Jeffrey, Kenny, Uncle Sandy and Cousin David you’re doing a hell of a job.

Sample size and significance

I recently conducted a test for an electronics retailer whose focus is on selling protection plans and accessories for computer products like iPads and laptops. Having worked for a major electronics manufacturing company doing analytics I know the profit margins on hardware (save Apple products) is astonishingly thin. Like paper thin. Like grocery store thin. The fat margins are on the accessories and protection plans. So we did a common sense test and made the area on product detail pages for laptop and tablet accessories and protection plans more prominent.

Now, the take rate for these products – particularly the critical protection plans – is very low. The test, if run according to the rules I learned from my stats professor (Art Vittorito you were my favorite professor!), should have a sample of at least 100 actions on the KPI per creative treatment or user experience. That means this test would have run for months on end to reach that goal.
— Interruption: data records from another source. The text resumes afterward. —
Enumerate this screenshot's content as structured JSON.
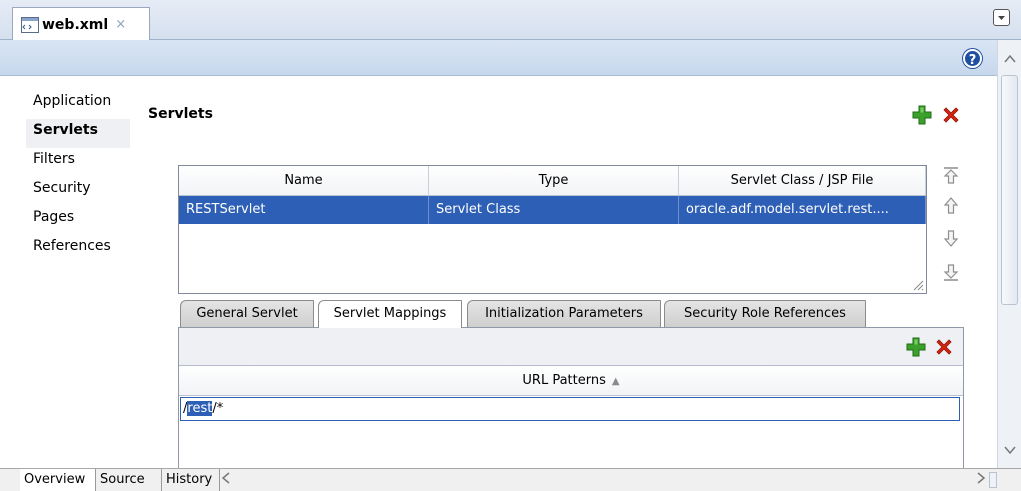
{
  "editor": {
    "file_tab": "web.xml",
    "close_glyph": "×",
    "help_glyph": "?"
  },
  "nav": {
    "items": [
      {
        "label": "Application",
        "active": false
      },
      {
        "label": "Servlets",
        "active": true
      },
      {
        "label": "Filters",
        "active": false
      },
      {
        "label": "Security",
        "active": false
      },
      {
        "label": "Pages",
        "active": false
      },
      {
        "label": "References",
        "active": false
      }
    ]
  },
  "section": {
    "title": "Servlets"
  },
  "servlets_table": {
    "columns": [
      "Name",
      "Type",
      "Servlet Class / JSP File"
    ],
    "rows": [
      {
        "name": "RESTServlet",
        "type": "Servlet Class",
        "class": "oracle.adf.model.servlet.rest...."
      }
    ]
  },
  "inner_tabs": [
    {
      "label": "General Servlet",
      "active": false
    },
    {
      "label": "Servlet Mappings",
      "active": true
    },
    {
      "label": "Initialization Parameters",
      "active": false
    },
    {
      "label": "Security Role References",
      "active": false
    }
  ],
  "mappings": {
    "header": "URL Patterns",
    "sort_glyph": "▲",
    "value_prefix": "/",
    "value_selected": "rest",
    "value_suffix": "/*"
  },
  "bottom_tabs": [
    {
      "label": "Overview",
      "active": true
    },
    {
      "label": "Source",
      "active": false
    },
    {
      "label": "History",
      "active": false
    }
  ],
  "icons": {
    "add": "add-icon",
    "delete": "delete-icon",
    "move_top": "move-top-icon",
    "move_up": "move-up-icon",
    "move_down": "move-down-icon",
    "move_bottom": "move-bottom-icon"
  },
  "colors": {
    "selection": "#2d5fb6",
    "add_green": "#3ca02c",
    "delete_red": "#d9230f"
  }
}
This was a multivariate test. So you look at the results on the variable level as opposed to the creative level. The results for one variable were so off the charts positive (over 100% lift in desired user action) that even though the sample was lower than desired, you just have to run with it. Yes, it is possible to flip a coin and have it come up heads 20 times in a row. But 40 times in a row? 60 times? And the contributing factor was that it just made sense. The KPI content was part of a series of tabs. We brought that tab to the far left where the natural eye scanning starts (we read left to right of course). So the insane positive lift numbers + duh factor = calling the test before good statistical modelling sample is in.

Sometimes you don’t have to wait.

Tesla segmenting

Mr. Musk’s patent surrender really has got me thinking hard about Teslas and marketing segmentation. I can’t think of another auto brand that says so much about a person than Tesla. Well, an auto brand that has a product for sale under $100,000. I think we can all imagine the type who drives a $250,000 Lamborghini and you probably don’t want to sit next to him on a long flight even if it is first class. But a Tesla? Tells me right off the bat you’ve got a lot of disposable income, you’re probably highly educated, interested in technology and environmentally sensitive. 

If I had a business in the Hamptons or Greenwich or any play ground of the 1% the first thing I would do would do is to go out and buy a Tesla Super Charger and market the beejeezus out of it. If you don’t know, Tesla is setting up a network of super charger stations that will recharge the Tesla’s batteries in under an hour, thus eliminating the “range fear” of running out of batteries before you can recharge your car.

What would I stock for these people? Solar cell phone chargers. Maybe some high end gluten free snacks. $10 organic artisanal scones. I’m not sure, but as I watch that Wall Street bond trader who wants the world to know he’s successful but not too full of himself exit that amazing car I will most certainly keep track of what he’s buying. ABT: always be testing.